Edmund probably had his fastest sled ride of the day, and Burr wanted in on that rush, too. He took his turn with a long running start, almost leaping down the top of the hill head-first with that sled glued to his chest. “The fastest sled in Butler County,” he probably thought. Mittens damp, heart racing, tears at the outside corners of his eyes from the cold and wind.

And then BOOM. It was over. Burr hit one of those ironwood stumps. Edmund told me that his body flopped and convulsed after he hit it. That stump broke his neck in less than a second, ending the timeline for Ed and Lelah’s firstborn son.

Again, I wasn’t on the hill, but I imagine that Edmund momentarily regressed into a child’s state, his voice cracking as he shouted at Burr, hoping that he was ok. “If Burr gets hurt bad, Frank ain’t gonna let us sled down here again,” he thought. But it was much worse than revoking sled privileges. Burr was dead.

Edmund ran up the north road to our homestead, scared out of his mind. We both went down there as quickly as we could, though the snow makes for slow-going on foot.

There he laid, his neck twisted in a way you never see on the living. You could tell that the stump hit him right on the forehead and face. The blood that sprayed and spilled from his mouth was still bright on the snow. The heat of life in his blood melted some of the snow right down to the fallen leaves underneath. This day, the forest floor met with the blood not of a deer, but of a human taken too early.

His skin was already cold. Edmund and I put him on the sled and again made our way back to the top of the hill. We brought his lifeless body uptown to the doctor, but it was far too late to do anything.

This all happened on the 5th of January, this year, and has caused me great consternation each day that passed since. This war, this presidential election, this disease atop this death in the woods is almost more than I can manage.

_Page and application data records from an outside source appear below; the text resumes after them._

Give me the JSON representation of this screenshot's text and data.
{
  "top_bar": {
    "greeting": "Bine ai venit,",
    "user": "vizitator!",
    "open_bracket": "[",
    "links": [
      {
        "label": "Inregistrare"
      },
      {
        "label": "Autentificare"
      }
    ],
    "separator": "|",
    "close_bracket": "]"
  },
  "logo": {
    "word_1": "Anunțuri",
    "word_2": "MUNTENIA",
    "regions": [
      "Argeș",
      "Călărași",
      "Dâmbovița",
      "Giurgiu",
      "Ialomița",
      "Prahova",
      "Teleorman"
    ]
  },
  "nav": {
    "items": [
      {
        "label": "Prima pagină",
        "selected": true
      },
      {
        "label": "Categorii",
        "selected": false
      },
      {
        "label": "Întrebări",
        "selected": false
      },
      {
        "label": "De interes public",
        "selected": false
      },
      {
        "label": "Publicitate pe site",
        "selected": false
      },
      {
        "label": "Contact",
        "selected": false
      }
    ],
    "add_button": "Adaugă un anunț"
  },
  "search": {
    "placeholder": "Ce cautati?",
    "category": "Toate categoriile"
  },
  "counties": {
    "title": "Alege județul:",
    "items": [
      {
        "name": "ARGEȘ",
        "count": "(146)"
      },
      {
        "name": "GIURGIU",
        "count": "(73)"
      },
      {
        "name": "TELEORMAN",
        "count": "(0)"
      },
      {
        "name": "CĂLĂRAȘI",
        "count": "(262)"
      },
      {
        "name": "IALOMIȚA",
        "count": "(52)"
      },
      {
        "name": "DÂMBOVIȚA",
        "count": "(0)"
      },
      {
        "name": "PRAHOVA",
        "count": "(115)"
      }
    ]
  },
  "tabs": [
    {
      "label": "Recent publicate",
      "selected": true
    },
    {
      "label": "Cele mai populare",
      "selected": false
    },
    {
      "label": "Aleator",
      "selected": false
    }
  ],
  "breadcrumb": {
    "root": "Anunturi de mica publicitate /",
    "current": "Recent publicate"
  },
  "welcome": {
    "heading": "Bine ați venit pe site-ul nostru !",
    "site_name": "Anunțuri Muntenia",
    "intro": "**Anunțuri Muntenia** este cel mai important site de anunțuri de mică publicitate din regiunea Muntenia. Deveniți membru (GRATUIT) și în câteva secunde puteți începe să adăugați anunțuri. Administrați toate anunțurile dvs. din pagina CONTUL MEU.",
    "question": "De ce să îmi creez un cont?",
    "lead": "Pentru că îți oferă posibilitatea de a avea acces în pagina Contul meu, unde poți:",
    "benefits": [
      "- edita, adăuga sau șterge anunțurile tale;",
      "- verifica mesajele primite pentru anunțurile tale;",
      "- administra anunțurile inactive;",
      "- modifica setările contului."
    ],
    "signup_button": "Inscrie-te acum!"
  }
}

Like all Forrys before me, the advice is to take to the woods to ease your mind. And so I did just that, hoping that returning to the woods would bring peace and calm. But it did not. Two days later, a fresh skiff of snow covered all of the blood, all of the tracks from that day, and even the stump that severed Burr’s spine.

But what I don’t understand is why there are FRESH tracks around that stump, with the same type of Sears & Roebuck overshoe footprints that Burr wore. I’ll see things out of the corner of my eye, but no one else has set foot down here – it’s too soon for most.

It can’t be a ghost. Ghosts aren’t even real. I’ve heard people talk about ghosts after the Number 19 passenger train derailed north of town, killing 16 people in the cold Flood Creek two years ago, but I’ve never believed those tales. They talk of hearing screams at 3 in the morning, the same time those passengers plunged into the river.

This situation seems different. It’s not just screams. It’s tracks, tracks at that very location. When the snow melted, I couldn’t see them anymore, and I sort of let it drift from my mind. But these early October snows have brought it all back. The tracks are there again. And there are more of them. This spirit is becoming more active, more agitated.

I’m not sure what is going to happen next…